Nature Gate: Crazy Horse National Monument, South Dakota (filter used: Denim).KODAK Digital Still Camera
Neighborhood fence, Des Plaines, Illinois (filter used: Slate)
20170907_143202 (2)
Neighborhood fence with flowers, Des Plaines, Illinois (filter used: Mercury)20180911_095301 (2)
Cairo Marriott Hotel gate, Cairo, Egypt (filter used: Vanilla)20190105_150003
Gate for a house in Rishon le Tsiyon, Israel (filter used: Slate)
20190108_132546 (2)
Front gate at Church of All Nations, Jerusalem, Israel (filter used: Mercury)
20190113_080512 (2)


BIG Can Be Beautiful!

Lens-Artists’ photo challenge this week is: BIG Can Be Beautiful Too!

Denali – Tallest mountain in the Western Hemisphere (Denali National Park, Alaska, 2016)
20160830_133324.jpg
American Eagle Roller Coaster made out of Legos, using 14,500 Lego bricks with 9,300 feet of track (Museum of Science and Industry, Chicago, 2017)
20170202_131017.jpg
Big statue being carved out of rock (Crazy Horse National Monument, South Dakota, 2017)
DSC_0291.JPG
Big musical instrument (My 6-year old grand nephew playing cello) – photo taken by his dad, David Williams
Ben plays cello
Big crowd – Women’s March (Jan. 21, 2017, Chicago – over 200,000 marchers, but the crowds in Washington D.C. and New York were even bigger!)
20170121_094637.jpg
Big Ferris wheel (Navy Pier, Chicago, 2017)
20170920_190646.jpg
Big painting by Georgia O’Keeffe (Chicago Art Institute, 2018)
20180306_124426.jpg
A face only a mother could love? (African buffalo, Tanzania, 2018)
DSC04114.JPG
Big horns on a small gazelle (Tanzania, 2018)
SONY DSC

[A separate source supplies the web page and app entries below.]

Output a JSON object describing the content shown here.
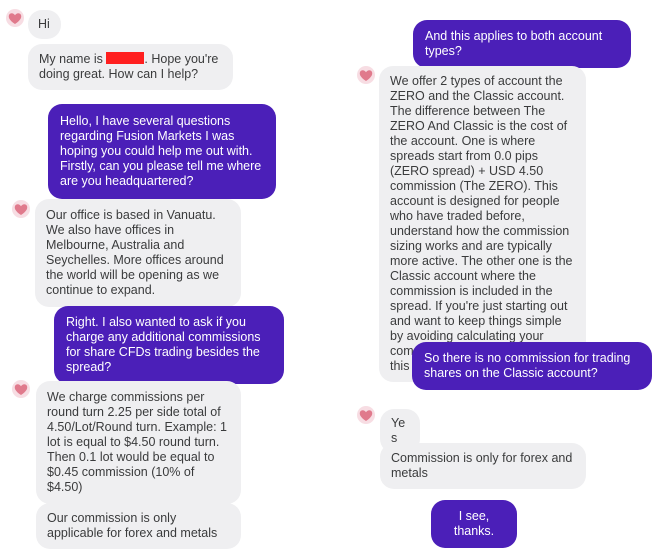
{
  "chat": {
    "messages": {
      "m1": "Hi",
      "m2_prefix": "My name is",
      "m2_suffix": ". Hope you're doing great. How can I help?",
      "m3": "Hello, I have several questions regarding Fusion Markets I was hoping you could help me out with. Firstly, can you please tell me where are you headquartered?",
      "m4": "Our office is based in Vanuatu. We also have offices in Melbourne, Australia and Seychelles. More offices around the world will be opening as we continue to expand.",
      "m5": "Right. I also wanted to ask if you charge any additional commissions for share CFDs trading besides the spread?",
      "m6": "We charge commissions per round turn 2.25 per side total of 4.50/Lot/Round turn. Example: 1 lot is equal to $4.50 round turn. Then 0.1 lot would be equal to $0.45 commission (10% of $4.50)",
      "m7": "Our commission is only applicable for forex and metals",
      "m8": "And this applies to both account types?",
      "m9": "We offer 2 types of account the ZERO and the Classic account. The difference between The ZERO And Classic is the cost of the account. One is where spreads start from 0.0 pips (ZERO spread) + USD 4.50 commission (The ZERO). This account is designed for people who have traded before, understand how the commission sizing works and are typically more active. The other one is the Classic account where the commission is included in the spread. If you're just starting out and want to keep things simple by avoiding calculating your commission before each trade, this is the best one for you.",
      "m10": "So there is no commission for trading shares on the Classic account?",
      "m11": "Yes",
      "m12": "Commission is only for forex and metals",
      "m13": "I see, thanks."
    },
    "colors": {
      "incoming_bubble": "#efeff1",
      "outgoing_bubble": "#4b1fb8",
      "redaction": "#ff1f1f",
      "avatar_heart": "#e07a8c"
    },
    "icons": {
      "avatar": "heart-avatar-icon"
    }
  }
}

WPC: Aqueous

WordPress’s Weekly Photo Challenge is liquid.

Raindrop: Microcosm
126

Fluidity: Still water peace
DSC_0724

Wave: Ocean in motion
20161128_100724

Liquor
20170325_210037

Aqua: Water is life
20170323_103016Reflection: Moisture in air’s reflection on lakeIMAG0778Buoyancy: floating on water
20170623_171846 (2)
Frozen liquid: dripping
20140209_094001
Rainbow: Moisture refracted, light dispersed20170527_200455Water cycle: Condensation20170524_160439

Fog is but a cloud
that touches the earth.
Water = Life

 

CFFC: Rain and Rainbows

Taking photos when it’s raining often produces surprising results. A rainstorm started one Labor Day weekend when we were driving on the expressway in the early evening. With the help of a windshield and lights outside, it made for interesting swirls and patterns. Looking through the windshield at the traffic ahead of us:
Rain on I-90, approaching Rockford (going north/west)Rain on the window
IMAG0952 (2)Although the storm dissipated and the sun came out, there was no rainbow that evening.

Last May, we took a trip to Minnesota and the Dakotas. We ventured into Wyoming one day to see Devils Tower. We were having a picnic dinner afterward when it started to rain! The storm didn’t last long, though, and we were treated to a double rainbow! I have posted some pictures of this before, but here are a couple I didn’t include then.

I chose this photo because I like the way the rainbow reflects on the wet road ahead of us.
20170527_200914_001The second rainbow is barely visible on the far right in this photo, but it looks like the big rainbow is coming right out of the top of the hill!
20170527_200352

Posted for Cee’s Fun Foto Challenge, 3/20/18.